BEGIN
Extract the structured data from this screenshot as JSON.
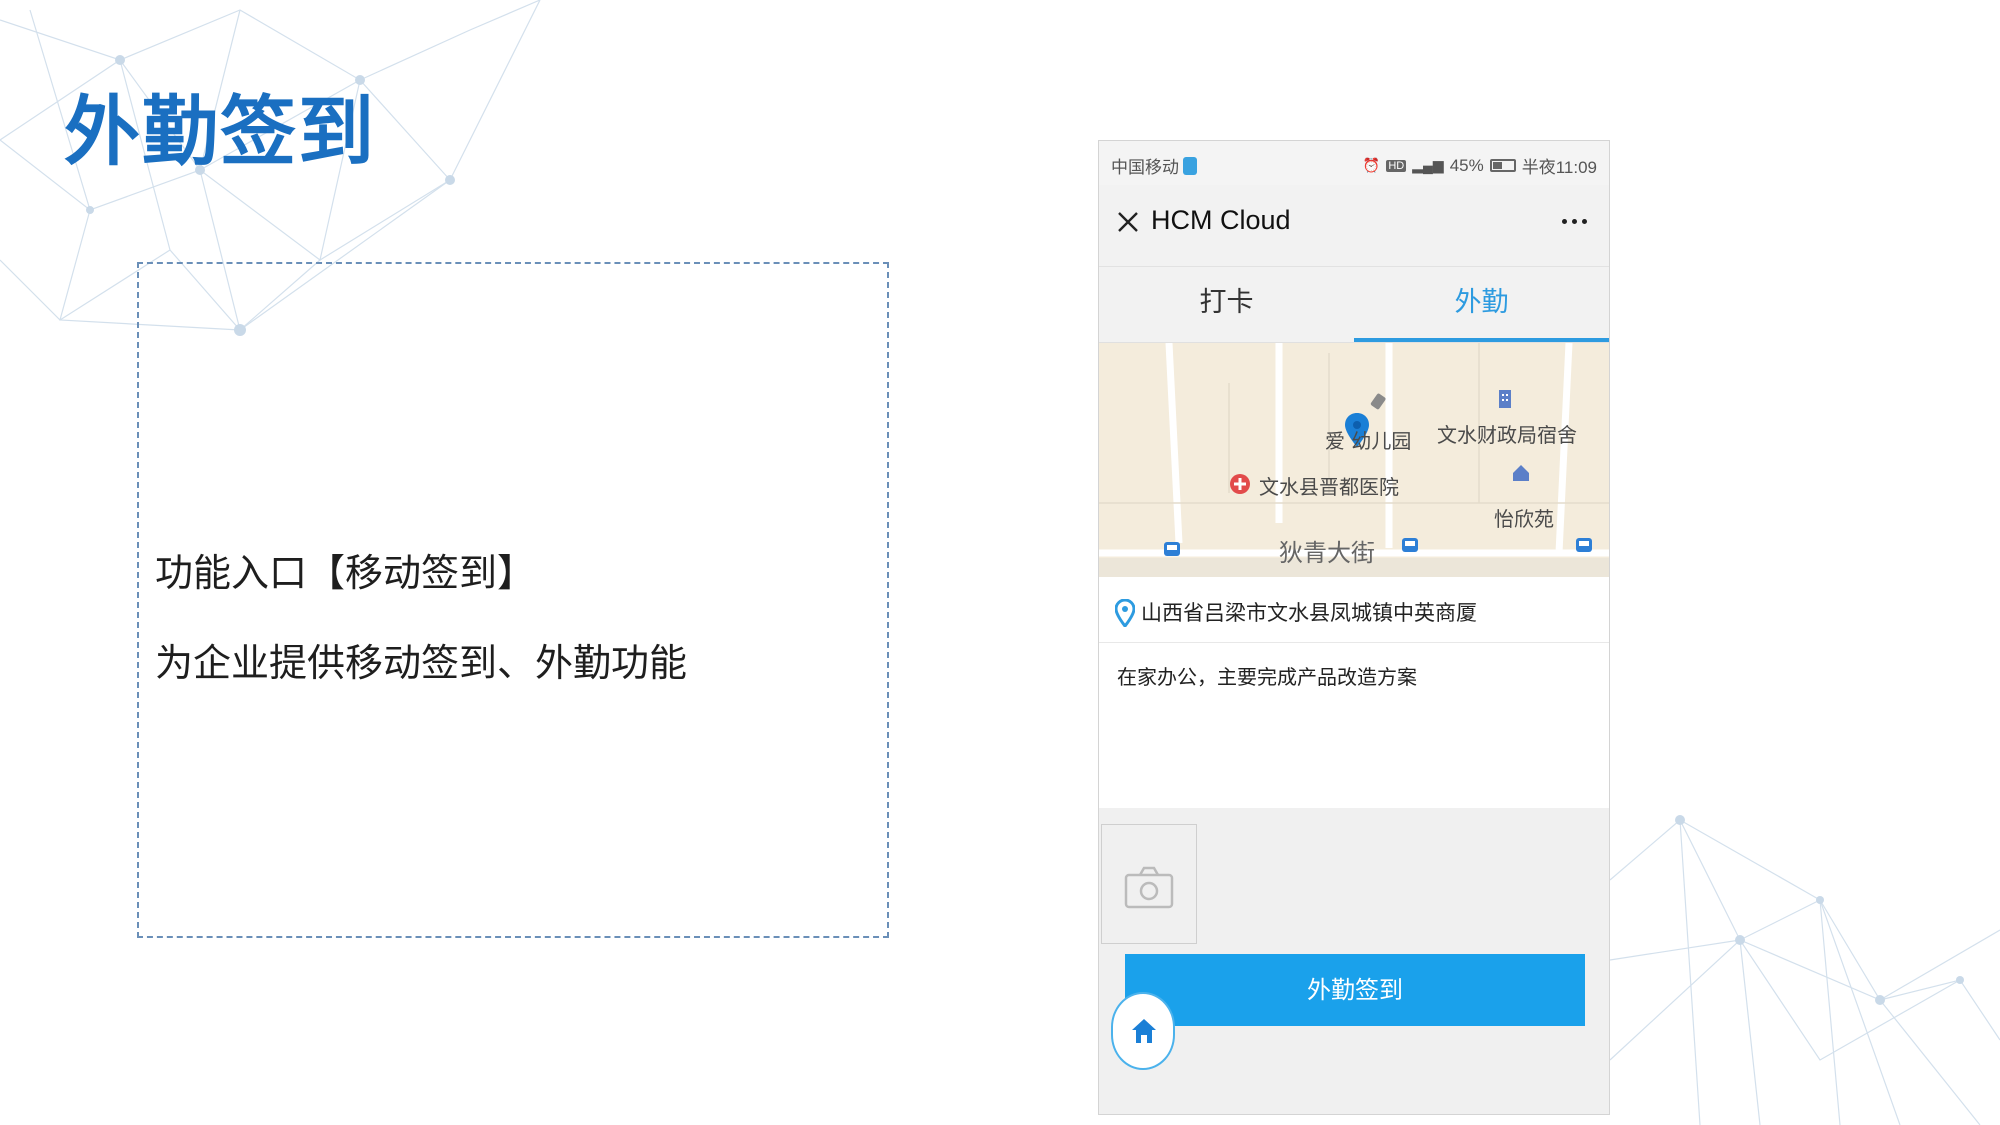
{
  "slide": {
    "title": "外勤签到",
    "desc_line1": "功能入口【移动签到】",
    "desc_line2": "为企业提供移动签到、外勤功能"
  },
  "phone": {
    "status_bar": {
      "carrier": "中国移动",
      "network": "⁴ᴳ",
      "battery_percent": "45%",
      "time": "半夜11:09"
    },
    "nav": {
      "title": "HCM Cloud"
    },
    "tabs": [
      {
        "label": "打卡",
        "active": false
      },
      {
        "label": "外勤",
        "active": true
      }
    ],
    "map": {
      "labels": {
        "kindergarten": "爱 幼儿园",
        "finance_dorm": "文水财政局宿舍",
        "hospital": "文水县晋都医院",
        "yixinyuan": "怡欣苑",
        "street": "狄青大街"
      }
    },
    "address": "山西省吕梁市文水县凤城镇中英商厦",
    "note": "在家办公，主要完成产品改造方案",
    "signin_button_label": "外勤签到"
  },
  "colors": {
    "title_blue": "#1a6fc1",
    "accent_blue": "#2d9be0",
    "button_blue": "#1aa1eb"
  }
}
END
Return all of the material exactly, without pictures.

Extract the structured data from this screenshot as JSON.
{
  "slide": {
    "title": "外勤签到",
    "desc_line1": "功能入口【移动签到】",
    "desc_line2": "为企业提供移动签到、外勤功能"
  },
  "phone": {
    "status_bar": {
      "carrier": "中国移动",
      "network": "⁴ᴳ",
      "battery_percent": "45%",
      "time": "半夜11:09"
    },
    "nav": {
      "title": "HCM Cloud"
    },
    "tabs": [
      {
        "label": "打卡",
        "active": false
      },
      {
        "label": "外勤",
        "active": true
      }
    ],
    "map": {
      "labels": {
        "kindergarten": "爱 幼儿园",
        "finance_dorm": "文水财政局宿舍",
        "hospital": "文水县晋都医院",
        "yixinyuan": "怡欣苑",
        "street": "狄青大街"
      }
    },
    "address": "山西省吕梁市文水县凤城镇中英商厦",
    "note": "在家办公，主要完成产品改造方案",
    "signin_button_label": "外勤签到"
  },
  "colors": {
    "title_blue": "#1a6fc1",
    "accent_blue": "#2d9be0",
    "button_blue": "#1aa1eb"
  }
}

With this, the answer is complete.